▽

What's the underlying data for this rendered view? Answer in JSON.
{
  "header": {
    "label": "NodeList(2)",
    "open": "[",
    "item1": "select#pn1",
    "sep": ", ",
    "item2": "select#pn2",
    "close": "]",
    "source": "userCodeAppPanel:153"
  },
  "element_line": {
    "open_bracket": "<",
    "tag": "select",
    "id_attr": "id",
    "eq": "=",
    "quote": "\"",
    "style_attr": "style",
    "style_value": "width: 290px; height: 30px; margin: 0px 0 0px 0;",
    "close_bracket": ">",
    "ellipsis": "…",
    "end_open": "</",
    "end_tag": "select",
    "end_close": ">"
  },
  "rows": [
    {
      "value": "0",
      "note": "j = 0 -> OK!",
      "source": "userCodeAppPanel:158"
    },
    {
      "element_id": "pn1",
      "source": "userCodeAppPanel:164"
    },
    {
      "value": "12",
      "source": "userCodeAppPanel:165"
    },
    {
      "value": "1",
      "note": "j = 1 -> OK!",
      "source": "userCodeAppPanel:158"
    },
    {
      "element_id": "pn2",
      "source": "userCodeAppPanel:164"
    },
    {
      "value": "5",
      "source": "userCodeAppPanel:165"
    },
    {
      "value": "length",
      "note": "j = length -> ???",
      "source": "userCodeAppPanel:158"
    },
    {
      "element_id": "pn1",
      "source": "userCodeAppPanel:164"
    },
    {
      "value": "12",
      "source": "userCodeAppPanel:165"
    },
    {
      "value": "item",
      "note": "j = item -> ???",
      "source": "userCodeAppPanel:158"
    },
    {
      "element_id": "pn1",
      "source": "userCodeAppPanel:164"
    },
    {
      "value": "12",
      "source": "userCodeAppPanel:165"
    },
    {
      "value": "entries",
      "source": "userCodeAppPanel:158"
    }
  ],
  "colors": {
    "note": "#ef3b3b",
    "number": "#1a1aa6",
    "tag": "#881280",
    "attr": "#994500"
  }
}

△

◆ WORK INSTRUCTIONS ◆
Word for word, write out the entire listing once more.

◆ SOLUTION ◆
What's the underlying data for this rendered view? Answer in JSON.
{
  "header": {
    "label": "NodeList(2)",
    "open": "[",
    "item1": "select#pn1",
    "sep": ", ",
    "item2": "select#pn2",
    "close": "]",
    "source": "userCodeAppPanel:153"
  },
  "element_line": {
    "open_bracket": "<",
    "tag": "select",
    "id_attr": "id",
    "eq": "=",
    "quote": "\"",
    "style_attr": "style",
    "style_value": "width: 290px; height: 30px; margin: 0px 0 0px 0;",
    "close_bracket": ">",
    "ellipsis": "…",
    "end_open": "</",
    "end_tag": "select",
    "end_close": ">"
  },
  "rows": [
    {
      "value": "0",
      "note": "j = 0 -> OK!",
      "source": "userCodeAppPanel:158"
    },
    {
      "element_id": "pn1",
      "source": "userCodeAppPanel:164"
    },
    {
      "value": "12",
      "source": "userCodeAppPanel:165"
    },
    {
      "value": "1",
      "note": "j = 1 -> OK!",
      "source": "userCodeAppPanel:158"
    },
    {
      "element_id": "pn2",
      "source": "userCodeAppPanel:164"
    },
    {
      "value": "5",
      "source": "userCodeAppPanel:165"
    },
    {
      "value": "length",
      "note": "j = length -> ???",
      "source": "userCodeAppPanel:158"
    },
    {
      "element_id": "pn1",
      "source": "userCodeAppPanel:164"
    },
    {
      "value": "12",
      "source": "userCodeAppPanel:165"
    },
    {
      "value": "item",
      "note": "j = item -> ???",
      "source": "userCodeAppPanel:158"
    },
    {
      "element_id": "pn1",
      "source": "userCodeAppPanel:164"
    },
    {
      "value": "12",
      "source": "userCodeAppPanel:165"
    },
    {
      "value": "entries",
      "source": "userCodeAppPanel:158"
    }
  ],
  "colors": {
    "note": "#ef3b3b",
    "number": "#1a1aa6",
    "tag": "#881280",
    "attr": "#994500"
  }
}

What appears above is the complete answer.